University of Otago researchers have put hard numbers to the
adage that success breeds success - and failure breeds
A long-term study of 1265 children born in Christchurch in
1977 has found those whose families were poor in their first
10 years of life earned about $20,000 a year less by the age
of 30 than those who grew up in rich families.
Those from poor families were more likely to leave school
without qualifications, have babies before they were 20,
commit crimes, go on welfare and have addiction and other
mental health problems in adulthood.
Most of these effects were explained by factors which tended
to vary in line with family incomes, such as parents'
education, addictions, criminality and marital conflict and
breakup, and the children's own intelligence.
But study director Prof David Fergusson said the effects of
childhood income on later educational and career achievement
persisted even after allowing for all other factors.
"So, in a sense success or failure drives educational and
economic success or failure, but the things that drive
behavioural outcomes are not so much income and are more
familial and personal," he said.
"It could be that competent, bright families transmit their
skills to their children and also earn higher incomes. It
could also be that being bred in a high-income family
provides children with role models and resources for both
educational achievement and career success."
Deputy prime minister Bill English and Maori Party co-leader
Tariana Turia are setting up a ministerial committee on
poverty under the Maori Party's post-election agreement with
the National Party.
The study results are reported in a newsletter published by
Children's Commissioner Dr Russell Wills, who has said
attacking child poverty should be the first of seven goals in
an "action plan" arising out of a Government paper on
The newsletter also reports a Social Development Ministry
finding that in 2010, 26% of children lived in "poor"
families earning under 60% of the net median income after
housing costs - down from a peak of 30% of children in 2001,
but still roughly double the proportion in poverty during the
1980s, when the children in the Christchurch study were
Prof Fergusson said children being born in poor families
today might face even worse outcomes than their parents born
in the 1970s and '80s because of the greater disparity in
The study asked detailed questions about people's lives which
also enabled the researchers to diagnose whether they had
depression, anxiety disorder, drug or alcohol addictions or
On average, those raised in poor families had slightly more
of these disorders than those from rich families.
Prof Fergusson said the study showed that income inequality
and behavioural issues, such as parents' addictions, both had
to be tackled to fix social problems.

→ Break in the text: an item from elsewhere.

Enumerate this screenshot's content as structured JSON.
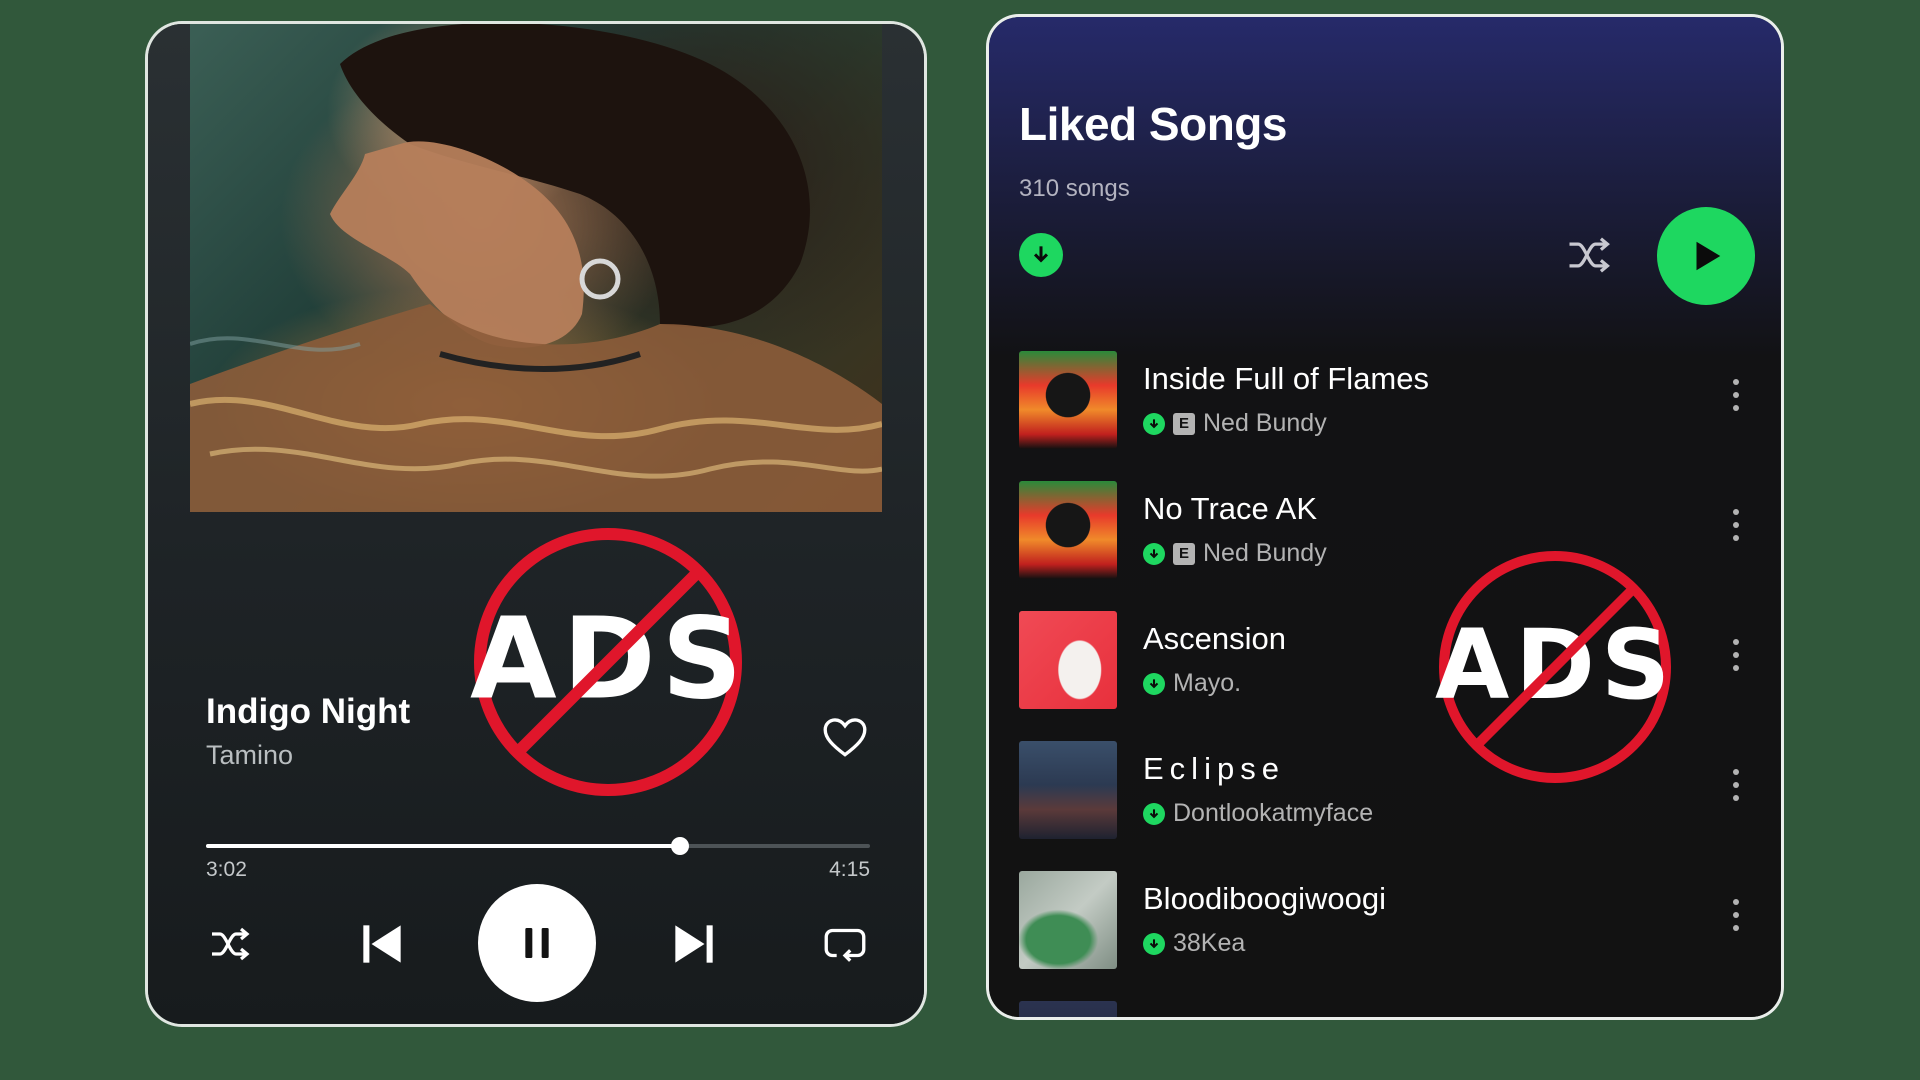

A spokesman for Mr English said the poverty committee would
focus on "providing opportunity through things like education
and jobs and ensuring we are getting the best results from
the hundreds of millions of dollars already being spent on
social service delivery".